*** ENTRIES SHOWN ***

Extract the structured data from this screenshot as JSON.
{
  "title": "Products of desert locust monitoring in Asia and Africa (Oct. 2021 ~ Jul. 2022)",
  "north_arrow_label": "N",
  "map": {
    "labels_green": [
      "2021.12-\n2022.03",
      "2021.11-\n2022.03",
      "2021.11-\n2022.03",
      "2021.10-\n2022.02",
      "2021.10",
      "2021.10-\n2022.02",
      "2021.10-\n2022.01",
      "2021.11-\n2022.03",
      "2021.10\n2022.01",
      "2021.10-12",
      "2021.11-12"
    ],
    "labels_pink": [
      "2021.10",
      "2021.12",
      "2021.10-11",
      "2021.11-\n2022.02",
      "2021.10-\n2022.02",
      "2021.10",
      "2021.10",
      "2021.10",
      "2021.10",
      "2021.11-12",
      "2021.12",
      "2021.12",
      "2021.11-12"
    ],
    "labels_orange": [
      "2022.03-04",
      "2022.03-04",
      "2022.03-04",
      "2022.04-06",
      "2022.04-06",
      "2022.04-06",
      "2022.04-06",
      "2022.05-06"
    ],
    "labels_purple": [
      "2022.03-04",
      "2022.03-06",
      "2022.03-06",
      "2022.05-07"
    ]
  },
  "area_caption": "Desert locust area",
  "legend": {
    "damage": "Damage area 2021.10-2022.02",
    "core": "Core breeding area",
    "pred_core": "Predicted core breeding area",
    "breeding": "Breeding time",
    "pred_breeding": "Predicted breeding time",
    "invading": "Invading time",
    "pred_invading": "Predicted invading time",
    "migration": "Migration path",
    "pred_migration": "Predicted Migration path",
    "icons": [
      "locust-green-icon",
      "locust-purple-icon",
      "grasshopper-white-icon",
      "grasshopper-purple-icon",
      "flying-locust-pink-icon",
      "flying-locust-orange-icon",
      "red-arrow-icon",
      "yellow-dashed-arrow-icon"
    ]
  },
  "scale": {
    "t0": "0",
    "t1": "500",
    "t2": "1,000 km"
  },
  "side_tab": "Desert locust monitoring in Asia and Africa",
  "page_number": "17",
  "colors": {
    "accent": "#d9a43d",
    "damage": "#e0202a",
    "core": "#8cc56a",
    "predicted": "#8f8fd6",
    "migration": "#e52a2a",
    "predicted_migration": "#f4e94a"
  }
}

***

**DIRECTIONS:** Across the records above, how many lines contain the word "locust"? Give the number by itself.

**RESPONSE BELOW:** 7